- [EXERCISE DETAILS]:
Show all the lines in the data below that include the word "button".

- [DATASET]:

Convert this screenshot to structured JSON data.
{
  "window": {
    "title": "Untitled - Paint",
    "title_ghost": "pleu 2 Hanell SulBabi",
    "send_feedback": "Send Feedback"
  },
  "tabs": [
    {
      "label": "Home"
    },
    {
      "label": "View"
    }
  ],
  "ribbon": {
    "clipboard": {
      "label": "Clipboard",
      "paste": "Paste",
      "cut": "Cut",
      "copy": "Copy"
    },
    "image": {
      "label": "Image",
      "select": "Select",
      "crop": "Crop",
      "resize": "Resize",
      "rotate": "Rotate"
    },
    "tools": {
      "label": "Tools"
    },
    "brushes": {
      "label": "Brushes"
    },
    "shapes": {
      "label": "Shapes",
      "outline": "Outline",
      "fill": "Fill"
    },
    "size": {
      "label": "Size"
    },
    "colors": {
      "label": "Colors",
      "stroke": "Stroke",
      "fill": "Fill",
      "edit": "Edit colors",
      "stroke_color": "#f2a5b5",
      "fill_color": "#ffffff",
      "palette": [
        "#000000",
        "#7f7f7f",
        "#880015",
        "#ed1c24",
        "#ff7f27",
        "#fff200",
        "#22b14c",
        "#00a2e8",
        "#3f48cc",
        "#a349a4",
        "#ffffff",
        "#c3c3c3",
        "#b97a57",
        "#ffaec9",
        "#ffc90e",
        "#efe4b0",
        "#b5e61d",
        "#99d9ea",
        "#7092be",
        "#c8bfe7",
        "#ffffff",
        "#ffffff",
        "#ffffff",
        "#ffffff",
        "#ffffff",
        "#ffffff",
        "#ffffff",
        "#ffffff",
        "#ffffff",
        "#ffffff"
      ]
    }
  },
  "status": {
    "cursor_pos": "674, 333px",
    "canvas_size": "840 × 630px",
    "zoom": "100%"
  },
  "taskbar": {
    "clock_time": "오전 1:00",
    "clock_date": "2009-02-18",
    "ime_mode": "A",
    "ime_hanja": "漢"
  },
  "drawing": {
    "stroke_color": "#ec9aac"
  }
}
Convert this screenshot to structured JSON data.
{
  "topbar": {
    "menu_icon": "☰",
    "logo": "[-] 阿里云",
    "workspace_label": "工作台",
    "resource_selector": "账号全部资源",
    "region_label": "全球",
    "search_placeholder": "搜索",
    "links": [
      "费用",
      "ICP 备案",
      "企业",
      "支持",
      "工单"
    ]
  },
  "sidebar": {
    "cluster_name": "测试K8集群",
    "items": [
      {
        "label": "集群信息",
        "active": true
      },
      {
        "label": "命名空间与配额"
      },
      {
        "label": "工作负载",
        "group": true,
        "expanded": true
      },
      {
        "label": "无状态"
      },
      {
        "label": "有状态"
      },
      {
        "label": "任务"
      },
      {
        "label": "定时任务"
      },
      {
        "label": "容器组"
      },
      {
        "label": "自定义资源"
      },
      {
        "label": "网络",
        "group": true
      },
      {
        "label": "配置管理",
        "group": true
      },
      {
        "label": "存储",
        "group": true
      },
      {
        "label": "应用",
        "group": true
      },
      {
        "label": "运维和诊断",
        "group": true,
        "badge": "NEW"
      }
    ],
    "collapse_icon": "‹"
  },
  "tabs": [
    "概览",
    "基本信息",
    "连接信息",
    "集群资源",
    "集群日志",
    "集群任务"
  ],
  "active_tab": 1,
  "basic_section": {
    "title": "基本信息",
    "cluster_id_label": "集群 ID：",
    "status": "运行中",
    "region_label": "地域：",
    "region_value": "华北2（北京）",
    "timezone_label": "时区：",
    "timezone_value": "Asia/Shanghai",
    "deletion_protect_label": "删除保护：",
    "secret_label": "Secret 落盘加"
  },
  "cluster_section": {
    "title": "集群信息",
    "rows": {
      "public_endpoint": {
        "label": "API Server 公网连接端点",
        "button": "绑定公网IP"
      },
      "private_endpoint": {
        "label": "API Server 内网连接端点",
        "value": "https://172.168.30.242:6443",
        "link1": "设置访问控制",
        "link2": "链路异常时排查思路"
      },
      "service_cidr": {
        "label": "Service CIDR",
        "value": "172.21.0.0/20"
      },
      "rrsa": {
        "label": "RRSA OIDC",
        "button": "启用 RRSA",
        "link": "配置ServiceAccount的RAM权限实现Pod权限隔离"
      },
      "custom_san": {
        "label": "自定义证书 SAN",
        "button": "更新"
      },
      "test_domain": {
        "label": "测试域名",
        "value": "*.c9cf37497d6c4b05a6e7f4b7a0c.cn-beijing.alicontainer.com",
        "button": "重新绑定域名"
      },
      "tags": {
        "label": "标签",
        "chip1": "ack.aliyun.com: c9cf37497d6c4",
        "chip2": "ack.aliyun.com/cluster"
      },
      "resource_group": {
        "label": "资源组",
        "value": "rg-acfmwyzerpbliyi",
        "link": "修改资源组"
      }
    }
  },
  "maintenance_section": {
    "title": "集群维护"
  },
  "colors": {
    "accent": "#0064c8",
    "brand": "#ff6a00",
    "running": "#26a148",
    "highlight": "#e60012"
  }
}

- [FINISHED EXERCISE]:
        "button": "绑定公网IP"
        "button": "启用 RRSA",
        "button": "更新"
        "button": "重新绑定域名"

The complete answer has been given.